Torch Article: Reverendly Yours - Rev. Tom Goldsmith

04 January 2019

Wishing everyone a Happy New Year is sounding awkward. One can wish for anything, of course, and happiness ought to be at the top of the list of wishes. But extending happiness to others these days makes you feel silly or naïve. We are at an impasse on everything, from reversing climate change to shutting down the government. What does happiness for the year ahead supposed to mean?

Perhaps Happy New Year has a more personal connotation; wishing just you all the happiness, luck and good fortune. But how odd is that in this era of deregulation threatening the health of everyone? How odd is that when immigrant children are ripped away from their parents at the border? Why should I be happy while the country plunges into despair about health care, immigration, trade wars, poverty, and gun violence? These are edgy times; only fools would wish someone happiness while the country unravels.

What do we wish for 2019 to be? We’re sitting on a political powder keg about to explode. Everything can fall apart.
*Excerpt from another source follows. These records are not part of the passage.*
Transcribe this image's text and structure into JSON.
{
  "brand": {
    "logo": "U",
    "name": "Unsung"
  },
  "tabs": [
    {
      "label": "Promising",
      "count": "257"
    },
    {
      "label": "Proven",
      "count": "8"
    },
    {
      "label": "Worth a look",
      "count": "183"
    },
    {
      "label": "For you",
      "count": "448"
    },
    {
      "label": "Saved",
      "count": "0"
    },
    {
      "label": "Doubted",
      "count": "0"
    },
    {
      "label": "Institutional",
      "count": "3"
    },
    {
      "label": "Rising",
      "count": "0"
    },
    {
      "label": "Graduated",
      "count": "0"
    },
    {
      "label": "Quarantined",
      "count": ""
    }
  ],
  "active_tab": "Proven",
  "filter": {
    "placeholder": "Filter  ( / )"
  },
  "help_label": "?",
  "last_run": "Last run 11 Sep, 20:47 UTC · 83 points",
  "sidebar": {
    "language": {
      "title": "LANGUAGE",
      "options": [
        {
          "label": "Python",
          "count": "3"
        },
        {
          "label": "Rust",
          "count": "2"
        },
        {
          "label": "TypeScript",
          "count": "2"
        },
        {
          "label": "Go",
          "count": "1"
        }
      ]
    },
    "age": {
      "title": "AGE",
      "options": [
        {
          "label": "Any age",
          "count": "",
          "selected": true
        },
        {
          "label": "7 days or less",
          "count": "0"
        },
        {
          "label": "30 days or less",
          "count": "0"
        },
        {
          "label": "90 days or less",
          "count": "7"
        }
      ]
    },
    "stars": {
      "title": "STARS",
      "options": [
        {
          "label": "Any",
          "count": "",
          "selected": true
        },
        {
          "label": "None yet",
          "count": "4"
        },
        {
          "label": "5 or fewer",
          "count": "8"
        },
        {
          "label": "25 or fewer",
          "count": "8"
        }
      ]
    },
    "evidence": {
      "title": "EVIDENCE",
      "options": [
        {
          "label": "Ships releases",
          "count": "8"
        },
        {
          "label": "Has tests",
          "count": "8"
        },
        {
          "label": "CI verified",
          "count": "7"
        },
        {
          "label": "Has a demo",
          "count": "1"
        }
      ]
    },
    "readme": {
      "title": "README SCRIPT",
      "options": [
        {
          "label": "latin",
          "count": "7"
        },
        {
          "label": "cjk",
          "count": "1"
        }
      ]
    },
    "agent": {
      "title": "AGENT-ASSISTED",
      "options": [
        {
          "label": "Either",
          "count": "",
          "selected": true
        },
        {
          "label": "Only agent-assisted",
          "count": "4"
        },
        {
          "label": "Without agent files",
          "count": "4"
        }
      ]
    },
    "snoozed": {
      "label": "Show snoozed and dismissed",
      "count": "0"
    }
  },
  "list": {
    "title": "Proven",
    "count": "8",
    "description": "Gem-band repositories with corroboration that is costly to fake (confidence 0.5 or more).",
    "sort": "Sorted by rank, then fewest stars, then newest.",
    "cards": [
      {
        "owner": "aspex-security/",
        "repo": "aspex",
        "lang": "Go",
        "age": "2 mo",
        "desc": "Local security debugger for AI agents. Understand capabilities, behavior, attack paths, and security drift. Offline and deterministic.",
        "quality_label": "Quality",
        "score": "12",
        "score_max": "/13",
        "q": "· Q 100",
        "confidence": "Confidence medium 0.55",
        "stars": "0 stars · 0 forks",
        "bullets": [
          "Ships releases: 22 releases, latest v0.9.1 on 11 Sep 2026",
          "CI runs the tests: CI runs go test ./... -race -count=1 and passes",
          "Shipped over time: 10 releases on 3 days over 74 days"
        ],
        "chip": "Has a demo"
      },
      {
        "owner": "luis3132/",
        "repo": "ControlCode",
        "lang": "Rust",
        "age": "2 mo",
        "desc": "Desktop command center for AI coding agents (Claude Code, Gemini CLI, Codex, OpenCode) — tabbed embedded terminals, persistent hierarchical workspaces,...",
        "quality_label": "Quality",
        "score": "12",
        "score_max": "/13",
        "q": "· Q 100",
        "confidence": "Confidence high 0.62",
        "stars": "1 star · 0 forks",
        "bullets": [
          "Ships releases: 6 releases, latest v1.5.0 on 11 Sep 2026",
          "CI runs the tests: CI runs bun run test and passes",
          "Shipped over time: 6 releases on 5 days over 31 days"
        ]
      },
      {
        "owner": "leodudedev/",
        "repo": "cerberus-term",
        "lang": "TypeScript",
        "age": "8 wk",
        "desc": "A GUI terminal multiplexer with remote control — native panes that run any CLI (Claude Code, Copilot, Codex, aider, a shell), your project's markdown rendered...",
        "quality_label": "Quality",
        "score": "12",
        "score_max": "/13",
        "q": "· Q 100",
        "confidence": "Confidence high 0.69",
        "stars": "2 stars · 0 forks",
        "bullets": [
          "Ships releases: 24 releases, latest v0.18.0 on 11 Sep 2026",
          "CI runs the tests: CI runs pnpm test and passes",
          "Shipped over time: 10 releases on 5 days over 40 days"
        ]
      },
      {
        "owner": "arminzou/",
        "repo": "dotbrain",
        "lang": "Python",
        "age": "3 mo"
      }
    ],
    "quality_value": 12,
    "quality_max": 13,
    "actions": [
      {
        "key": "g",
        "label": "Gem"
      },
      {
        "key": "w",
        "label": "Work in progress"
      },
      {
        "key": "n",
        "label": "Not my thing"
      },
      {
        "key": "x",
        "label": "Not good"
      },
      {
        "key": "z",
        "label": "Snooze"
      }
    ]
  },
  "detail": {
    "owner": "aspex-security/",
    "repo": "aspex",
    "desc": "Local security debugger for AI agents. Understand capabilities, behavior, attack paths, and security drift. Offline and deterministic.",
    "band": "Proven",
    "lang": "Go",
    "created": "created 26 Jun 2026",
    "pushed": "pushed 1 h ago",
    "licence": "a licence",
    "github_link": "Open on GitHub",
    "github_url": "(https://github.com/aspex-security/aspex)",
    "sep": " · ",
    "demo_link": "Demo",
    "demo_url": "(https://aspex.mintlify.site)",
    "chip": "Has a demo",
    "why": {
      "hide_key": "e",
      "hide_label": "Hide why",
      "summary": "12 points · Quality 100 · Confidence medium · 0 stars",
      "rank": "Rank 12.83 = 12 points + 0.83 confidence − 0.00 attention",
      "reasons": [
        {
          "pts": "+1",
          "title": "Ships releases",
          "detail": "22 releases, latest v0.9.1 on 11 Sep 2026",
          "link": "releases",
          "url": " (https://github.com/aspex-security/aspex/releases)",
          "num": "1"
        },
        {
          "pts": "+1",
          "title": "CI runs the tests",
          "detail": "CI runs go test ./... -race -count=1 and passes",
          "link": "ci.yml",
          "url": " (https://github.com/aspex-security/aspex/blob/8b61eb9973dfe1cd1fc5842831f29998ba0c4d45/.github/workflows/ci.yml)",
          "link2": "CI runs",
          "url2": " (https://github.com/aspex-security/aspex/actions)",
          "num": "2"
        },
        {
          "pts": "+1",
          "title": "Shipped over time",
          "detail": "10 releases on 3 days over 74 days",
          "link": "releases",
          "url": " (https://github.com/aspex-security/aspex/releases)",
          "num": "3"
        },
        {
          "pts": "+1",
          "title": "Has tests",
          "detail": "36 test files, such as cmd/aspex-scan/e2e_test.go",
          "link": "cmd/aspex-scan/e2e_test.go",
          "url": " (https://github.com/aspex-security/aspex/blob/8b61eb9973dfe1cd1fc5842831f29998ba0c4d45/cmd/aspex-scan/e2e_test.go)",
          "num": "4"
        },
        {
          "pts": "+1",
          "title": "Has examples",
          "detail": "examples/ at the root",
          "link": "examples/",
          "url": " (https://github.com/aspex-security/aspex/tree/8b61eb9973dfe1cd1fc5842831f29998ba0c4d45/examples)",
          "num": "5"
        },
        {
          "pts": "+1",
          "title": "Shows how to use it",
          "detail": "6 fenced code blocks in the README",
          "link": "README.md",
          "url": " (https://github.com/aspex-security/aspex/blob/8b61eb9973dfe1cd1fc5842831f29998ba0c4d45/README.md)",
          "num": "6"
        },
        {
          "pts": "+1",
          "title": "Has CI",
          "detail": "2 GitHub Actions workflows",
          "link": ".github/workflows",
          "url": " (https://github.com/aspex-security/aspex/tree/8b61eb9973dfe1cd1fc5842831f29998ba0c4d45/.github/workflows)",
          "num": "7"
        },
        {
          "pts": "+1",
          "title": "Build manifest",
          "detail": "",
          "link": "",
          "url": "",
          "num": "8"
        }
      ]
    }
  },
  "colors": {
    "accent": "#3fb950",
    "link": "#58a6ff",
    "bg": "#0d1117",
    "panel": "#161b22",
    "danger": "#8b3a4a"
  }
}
What do we wish for, really? 

I don’t know what can save us, but it seems obvious that what we are missing in our nation’s leadership is character. Our leaders/decision-makers are drowning in self-righteousness. They are beholden to an ideology that takes precedence over people’s lives. They blindly follow a creed that makes no sense in real life. Instead of Happy New Year, I want to say: “May this be the year of character development.”

Abraham Lincoln thought that most of us could deal with adversity. But the test of character is when people have power. That’s when things go awry. The frightful mix of adversity and power is exactly the problem today. People of character deal with power more humbly. That is certainly not the case thus far in 2019. How a person responds to difficult things is determined by character. We are a nation in search of character.

Which leads me to recall a most delightful Christmas holiday spent with five granddaughters from 9 months old to 7 years, with a four-year old and two five-year olds in between. We sent their parents packing for days in order to have “the girls” to ourselves. I am pleased to report that all the girls are strong-willed; no male will ever shout them down, intimidate, or out smart them. But we also became experts in rebellions and meltdowns. 

Finding myself one afternoon with a four-year old facedown in the snow staging a tantrum, got me thinking about character as pivotal when dealing with adversity. I was trying to build character in this young child, finding a way for her to deal with her perceived adversity in a more positive manner. But then I discovered this was really a test of my character, not hers. Ostensibly I had the power, she created adversity, so how was I going to deal in responding to difficult things. 

We worked it out all right with compromise being the saving grace. But we worked hard at negotiations; she knows how to bargain well for herself.

Why is compromise so difficult in Washington these days? Plenty of tantrums have been thrown, but nothing ever resolved. There’s lots of power in Washington, but no character. Power without character results in the despair we all feel this New Year.

When leadership on both sides develops character and learns compromise, stop having tantrums and work towards peaceful resolutions, then I will wish everybody a Happy New Year. Until then, Good Luck in the New Year. TRG